[[ MATERIAL FOR THE TASK, beginning ]]

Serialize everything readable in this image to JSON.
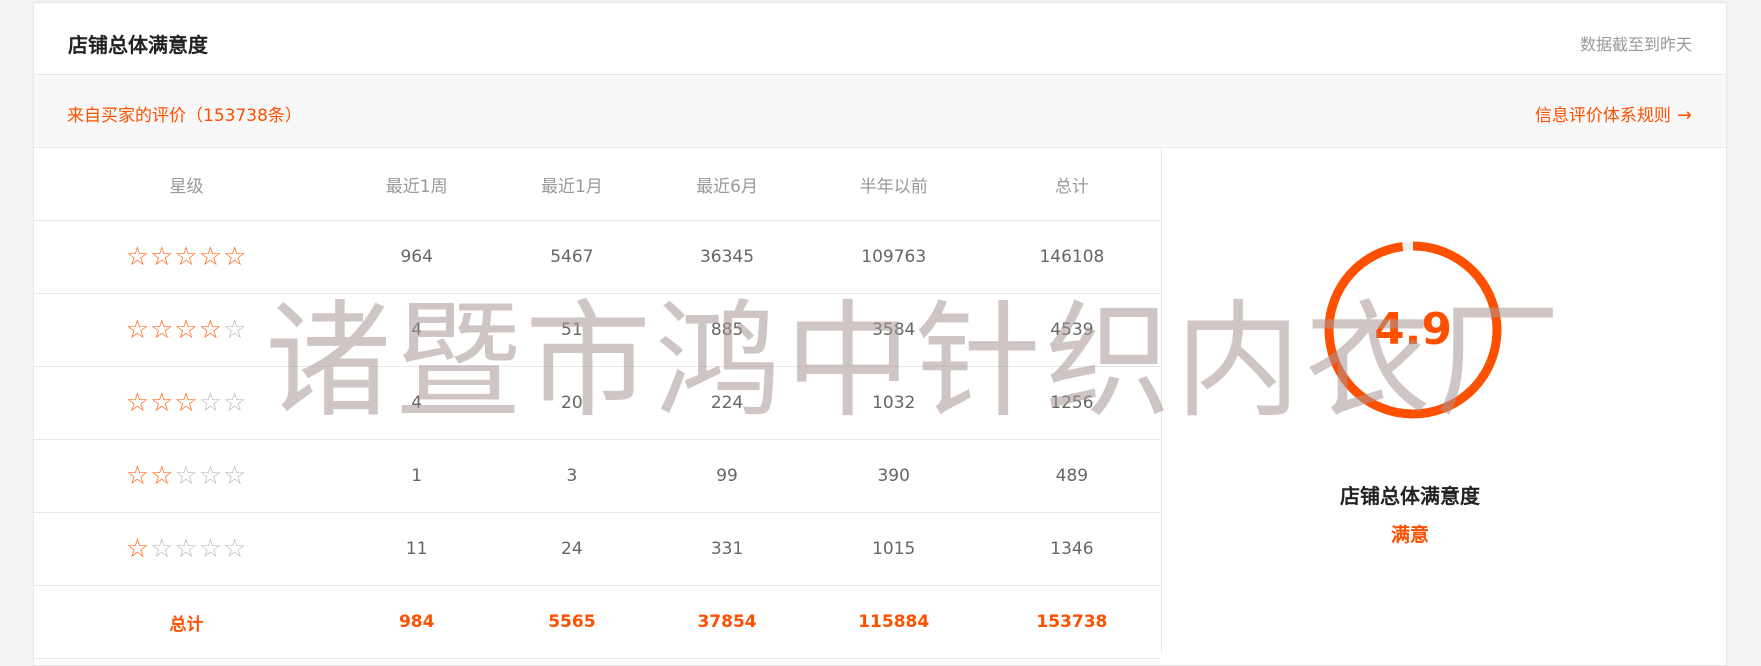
{
  "header": {
    "title": "店铺总体满意度",
    "note": "数据截至到昨天"
  },
  "subheader": {
    "from_buyers": "来自买家的评价（153738条）",
    "rules_link": "信息评价体系规则"
  },
  "table": {
    "headers": [
      "星级",
      "最近1周",
      "最近1月",
      "最近6月",
      "半年以前",
      "总计"
    ],
    "rows": [
      {
        "stars": 5,
        "values": [
          "964",
          "5467",
          "36345",
          "109763",
          "146108"
        ]
      },
      {
        "stars": 4,
        "values": [
          "4",
          "51",
          "885",
          "3584",
          "4539"
        ]
      },
      {
        "stars": 3,
        "values": [
          "4",
          "20",
          "224",
          "1032",
          "1256"
        ]
      },
      {
        "stars": 2,
        "values": [
          "1",
          "3",
          "99",
          "390",
          "489"
        ]
      },
      {
        "stars": 1,
        "values": [
          "11",
          "24",
          "331",
          "1015",
          "1346"
        ]
      }
    ],
    "total": {
      "label": "总计",
      "values": [
        "984",
        "5565",
        "37854",
        "115884",
        "153738"
      ]
    }
  },
  "score": {
    "value": "4.9",
    "fraction": 0.98,
    "title": "店铺总体满意度",
    "level": "满意"
  },
  "watermark": "诸暨市鸿中针织内衣厂",
  "colors": {
    "accent": "#ff5000",
    "star_on": "#ff6a1a",
    "star_off": "#bdbdbd"
  }
}
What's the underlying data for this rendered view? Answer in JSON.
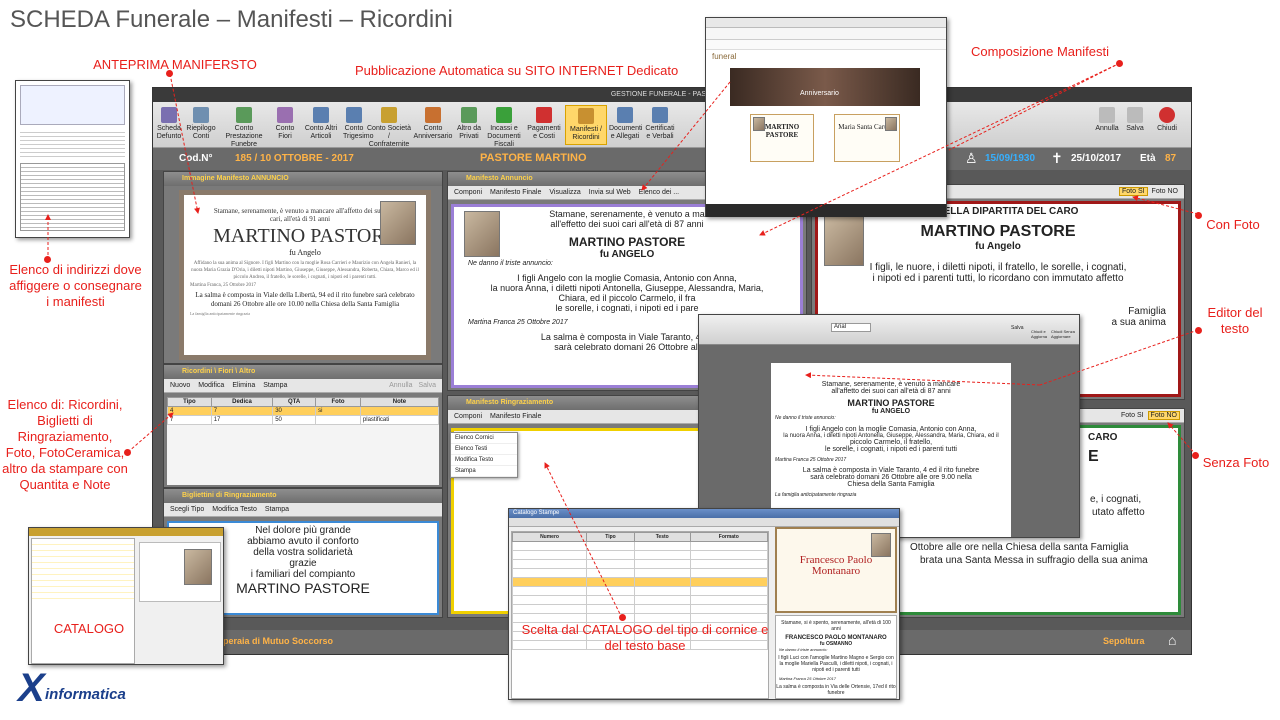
{
  "slide": {
    "title": "SCHEDA Funerale – Manifesti – Ricordini"
  },
  "callouts": {
    "anteprima": "ANTEPRIMA MANIFERSTO",
    "pubblicazione": "Pubblicazione Automatica su SITO INTERNET Dedicato",
    "composizione": "Composizione Manifesti",
    "con_foto": "Con Foto",
    "editor": "Editor del testo",
    "senza_foto": "Senza Foto",
    "elenco_indirizzi": "Elenco di indirizzi dove affiggere o consegnare i manifesti",
    "elenco_ricordini": "Elenco di: Ricordini, Biglietti di Ringraziamento, Foto, FotoCeramica, altro da stampare con Quantita e Note",
    "catalogo": "CATALOGO",
    "scelta_catalogo": "Scelta dal CATALOGO del tipo di cornice e del testo base"
  },
  "logo": {
    "mark": "X",
    "text": "informatica"
  },
  "app": {
    "window_title": "GESTIONE FUNERALE - PASTORE M",
    "ribbon": [
      {
        "label": "Scheda Defunto",
        "color": "#7a6fb0"
      },
      {
        "label": "Riepilogo Conti",
        "color": "#6f8fb0"
      },
      {
        "label": "Conto Prestazione Funebre",
        "color": "#5a9a5a"
      },
      {
        "label": "Conto Fiori",
        "color": "#9a6fb0"
      },
      {
        "label": "Conto Altri Articoli",
        "color": "#5a7fb0"
      },
      {
        "label": "Conto Trigesimo",
        "color": "#5a7fb0"
      },
      {
        "label": "Conto Società / Confraternite",
        "color": "#c8a030"
      },
      {
        "label": "Conto Anniversario",
        "color": "#c87030"
      },
      {
        "label": "Altro da Privati",
        "color": "#5a9a5a"
      },
      {
        "label": "Incassi e Documenti Fiscali",
        "color": "#3aa03a"
      },
      {
        "label": "Pagamenti e Costi",
        "color": "#d03030"
      },
      {
        "label": "Manifesti / Ricordini",
        "color": "#c89030"
      },
      {
        "label": "Documenti e Allegati",
        "color": "#5a7fb0"
      },
      {
        "label": "Certificati e Verbali",
        "color": "#5a7fb0"
      }
    ],
    "ribbon_right": [
      {
        "label": "Annulla"
      },
      {
        "label": "Salva"
      },
      {
        "label": "Chiudi"
      }
    ],
    "infobar": {
      "cod_label": "Cod.N°",
      "cod_value": "185 / 10 OTTOBRE - 2017",
      "name": "PASTORE MARTINO",
      "birth_date": "15/09/1930",
      "death_date": "25/10/2017",
      "eta_label": "Età",
      "eta_value": "87"
    },
    "anteprima_panel": {
      "title": "Immagine Manifesto ANNUNCIO"
    },
    "manifesto_preview": {
      "intro": "Stamane, serenamente, è venuto a mancare all'affetto dei suoi cari, all'età di 91 anni",
      "name": "MARTINO PASTORE",
      "sub": "fu Angelo",
      "body": "Affidano la sua anima al Signore. I figli Martino con la moglie Rosa Carrieri e Maurizio con Angela Ranieri, la nuora Maria Grazia D'Oria, i diletti nipoti Martino, Giuseppe, Giuseppe, Alessandra, Roberta, Chiara, Marco ed il piccolo Andrea, il fratello, le sorelle, i cognati, i nipoti ed i parenti tutti.",
      "place": "Martina Franca, 25 Ottobre 2017",
      "salma": "La salma è composta in Viale della Libertà, 94 ed il rito funebre sarà celebrato domani 26 Ottobre alle ore 10.00 nella Chiesa della Santa Famiglia",
      "footer": "La famiglia anticipatamente ringrazia"
    },
    "ricordini_panel": {
      "title": "Ricordini \\ Fiori \\ Altro",
      "toolbar": [
        "Nuovo",
        "Modifica",
        "Elimina",
        "Stampa"
      ],
      "toolbar_right": [
        "Annulla",
        "Salva"
      ],
      "columns": [
        "Tipo",
        "Dedica",
        "QTA",
        "Foto",
        "Note"
      ],
      "rows": [
        [
          "4",
          "7",
          "30",
          "si",
          ""
        ],
        [
          "7",
          "17",
          "50",
          "",
          "plastificati"
        ]
      ]
    },
    "biglietti_panel": {
      "title": "Bigliettini di Ringraziamento",
      "toolbar": [
        "Scegli Tipo",
        "Modifica Testo",
        "Stampa"
      ],
      "text_lines": [
        "Nel dolore più grande",
        "abbiamo avuto il conforto",
        "della vostra solidarietà",
        "grazie",
        "i familiari del compianto"
      ],
      "name": "MARTINO PASTORE"
    },
    "annuncio_panel": {
      "title": "Manifesto Annuncio",
      "toolbar": [
        "Componi",
        "Manifesto Finale",
        "Visualizza",
        "Invia sul Web",
        "Elenco dei ..."
      ],
      "intro1": "Stamane, serenamente, è venuto a ma",
      "intro2": "all'effetto dei suoi cari all'età di 87 anni",
      "name": "MARTINO PASTORE",
      "sub": "fu ANGELO",
      "annuncio": "Ne danno il triste annuncio:",
      "body1": "I figli Angelo con la moglie Comasia, Antonio con Anna,",
      "body2": "la nuora Anna, i diletti nipoti Antonella, Giuseppe, Alessandra, Maria,",
      "body3": "Chiara, ed il piccolo Carmelo, il fra",
      "body4": "le sorelle, i cognati, i nipoti ed i pare",
      "place": "Martina Franca 25 Ottobre 2017",
      "salma1": "La salma è composta in Viale Taranto, 4 ed",
      "salma2": "sarà celebrato domani 26 Ottobre all"
    },
    "ringraziamento_panel": {
      "title": "Manifesto Ringraziamento",
      "toolbar": [
        "Componi",
        "Manifesto Finale"
      ],
      "menu": [
        "Elenco Cornici",
        "Elenco Testi",
        "Modifica Testo",
        "Stampa"
      ]
    },
    "right_top": {
      "toolbar": [
        "Foto SI",
        "Foto NO"
      ],
      "heading": "MO DELLA DIPARTITA DEL CARO",
      "name": "MARTINO PASTORE",
      "sub": "fu Angelo",
      "body1": "I figli, le nuore, i diletti nipoti, il fratello, le sorelle, i cognati,",
      "body2": "i nipoti ed i parenti tutti, lo ricordano con immutato affetto",
      "frag1": "Famiglia",
      "frag2": "a sua anima"
    },
    "right_bottom": {
      "toolbar": [
        "Foto SI",
        "Foto NO"
      ],
      "heading": "CARO",
      "initial": "E",
      "frag1": "e, i cognati,",
      "frag2": "utato affetto",
      "line1": "Ottobre alle ore nella Chiesa della santa Famiglia",
      "line2": "brata una Santa Messa in suffragio della sua anima"
    },
    "bottom_bar": {
      "left": "peraia di Mutuo Soccorso",
      "right": "Sepoltura"
    }
  },
  "web_shot": {
    "site_name": "funeral",
    "banner": "Anniversario",
    "card1_name": "MARTINO PASTORE",
    "card2_name": "Maria Santa Carucci"
  },
  "editor_shot": {
    "font": "Arial",
    "ribbon_right": [
      "Salva",
      "Chiudi e Aggiorna",
      "Chiudi Senza Aggiornare"
    ],
    "intro1": "Stamane, serenamente, è venuto a mancare",
    "intro2": "all'affetto dei suoi cari all'età di 87 anni",
    "name": "MARTINO PASTORE",
    "sub": "fu ANGELO",
    "annuncio": "Ne danno il triste annuncio:",
    "body1": "I figli Angelo con la moglie Comasia, Antonio con Anna,",
    "body2": "la nuora Anna, i diletti nipoti Antonella, Giuseppe, Alessandra, Maria, Chiara, ed il",
    "body3": "piccolo Carmelo, il fratello,",
    "body4": "le sorelle, i cognati, i nipoti ed i parenti tutti",
    "place": "Martina Franca 25 Ottobre 2017",
    "salma1": "La salma è composta in Viale Taranto, 4 ed il rito funebre",
    "salma2": "sarà celebrato domani 26 Ottobre alle ore 9.00 nella",
    "salma3": "Chiesa della Santa Famiglia",
    "footer": "La famiglia anticipatamente ringrazia"
  },
  "catalog_shot": {
    "title": "Catalogo Stampe",
    "columns": [
      "Numero",
      "Tipo",
      "Testo",
      "Formato"
    ],
    "preview_name": "Francesco Paolo Montanaro",
    "text_intro": "Stamane, si è spento, serenamente, all'età di 100 anni",
    "text_name": "FRANCESCO PAOLO MONTANARO",
    "text_sub": "fu OSMANNO",
    "text_annuncio": "Ne danno il triste annuncio:",
    "text_body": "I figli Luci con l'amoglie Martino Magno e Sergio con la moglie Mariella Pasculli, i diletti nipoti, i cognati, i nipoti ed i parenti tutti",
    "text_place": "Martina Franca 25 Ottobre 2017",
    "text_salma": "La salma è composta in Via delle Ortensie, 17ed il rito funebre"
  }
}
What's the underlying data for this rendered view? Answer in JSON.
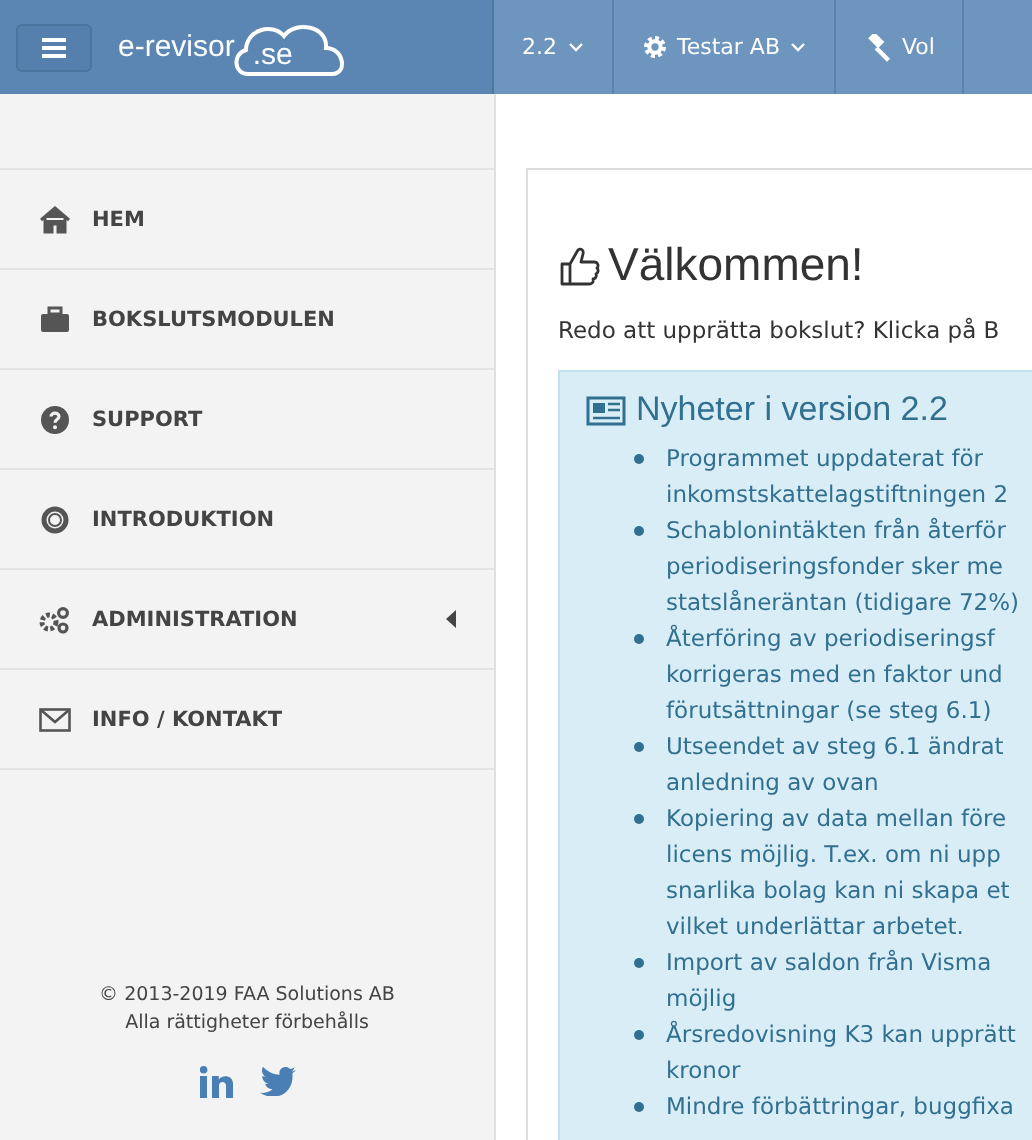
{
  "header": {
    "logo_text": "e-revisor",
    "logo_badge": ".se",
    "nav": [
      {
        "label": "2.2",
        "kind": "plain",
        "dropdown": true
      },
      {
        "label": "Testar AB",
        "kind": "company",
        "dropdown": true
      },
      {
        "label": "Vol",
        "kind": "volume",
        "dropdown": false
      }
    ]
  },
  "sidebar": {
    "items": [
      {
        "label": "HEM",
        "kind": "home",
        "has_submenu": false
      },
      {
        "label": "BOKSLUTSMODULEN",
        "kind": "closing",
        "has_submenu": false
      },
      {
        "label": "SUPPORT",
        "kind": "support",
        "has_submenu": false
      },
      {
        "label": "INTRODUKTION",
        "kind": "intro",
        "has_submenu": false
      },
      {
        "label": "ADMINISTRATION",
        "kind": "admin",
        "has_submenu": true
      },
      {
        "label": "INFO / KONTAKT",
        "kind": "contact",
        "has_submenu": false
      }
    ],
    "footer": [
      "© 2013-2019 FAA Solutions AB",
      "Alla rättigheter förbehålls"
    ]
  },
  "main": {
    "title": "Välkommen!",
    "intro": "Redo att upprätta bokslut? Klicka på B",
    "news": {
      "title": "Nyheter i version 2.2",
      "items": [
        [
          "Programmet uppdaterat för",
          "inkomstskattelagstiftningen 2"
        ],
        [
          "Schablonintäkten från återför",
          "periodiseringsfonder sker me",
          "statslåneräntan (tidigare 72%)"
        ],
        [
          "Återföring av periodiseringsf",
          "korrigeras med en faktor und",
          "förutsättningar (se steg 6.1)"
        ],
        [
          "Utseendet av steg 6.1 ändrat",
          "anledning av ovan"
        ],
        [
          "Kopiering av data mellan före",
          "licens möjlig. T.ex. om ni upp",
          "snarlika bolag kan ni skapa et",
          "vilket underlättar arbetet."
        ],
        [
          "Import av saldon från Visma",
          "möjlig"
        ],
        [
          "Årsredovisning K3 kan upprätt",
          "kronor"
        ],
        [
          "Mindre förbättringar, buggfixa"
        ]
      ]
    }
  }
}
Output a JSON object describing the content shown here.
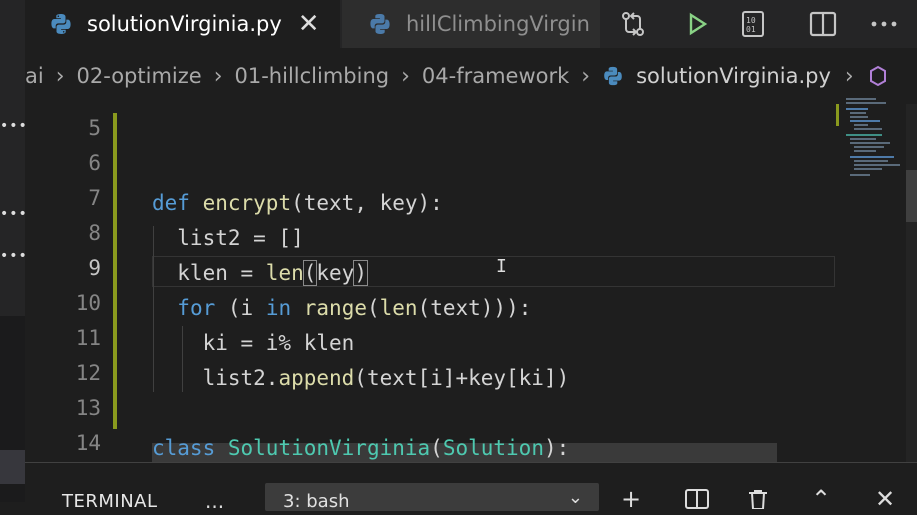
{
  "tabs": [
    {
      "label": "solutionVirginia.py",
      "active": true
    },
    {
      "label": "hillClimbingVirgin",
      "active": false
    }
  ],
  "toolbar_icons": [
    "git-compare-icon",
    "run-icon",
    "binary-file-icon",
    "split-editor-icon",
    "more-actions-icon"
  ],
  "breadcrumb": [
    "ai",
    "02-optimize",
    "01-hillclimbing",
    "04-framework",
    "solutionVirginia.py"
  ],
  "code": {
    "line_numbers": [
      "5",
      "6",
      "7",
      "8",
      "9",
      "10",
      "11",
      "12",
      "13",
      "14"
    ],
    "current_line": "9"
  },
  "panel": {
    "terminal_label": "TERMINAL",
    "more_label": "...",
    "shell_selected": "3: bash"
  },
  "colors": {
    "keyword": "#569cd6",
    "function": "#dcdcaa",
    "class": "#4ec9b0",
    "modified_gutter": "#8a9a1e"
  }
}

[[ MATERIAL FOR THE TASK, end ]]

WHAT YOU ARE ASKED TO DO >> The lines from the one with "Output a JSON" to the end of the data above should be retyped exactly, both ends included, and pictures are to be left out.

EXERCISE OUTPUT >>
Output a JSON object describing the content shown here.
{
  "tabs": [
    {
      "label": "solutionVirginia.py",
      "active": true
    },
    {
      "label": "hillClimbingVirgin",
      "active": false
    }
  ],
  "toolbar_icons": [
    "git-compare-icon",
    "run-icon",
    "binary-file-icon",
    "split-editor-icon",
    "more-actions-icon"
  ],
  "breadcrumb": [
    "ai",
    "02-optimize",
    "01-hillclimbing",
    "04-framework",
    "solutionVirginia.py"
  ],
  "code": {
    "line_numbers": [
      "5",
      "6",
      "7",
      "8",
      "9",
      "10",
      "11",
      "12",
      "13",
      "14"
    ],
    "current_line": "9"
  },
  "panel": {
    "terminal_label": "TERMINAL",
    "more_label": "...",
    "shell_selected": "3: bash"
  },
  "colors": {
    "keyword": "#569cd6",
    "function": "#dcdcaa",
    "class": "#4ec9b0",
    "modified_gutter": "#8a9a1e"
  }
}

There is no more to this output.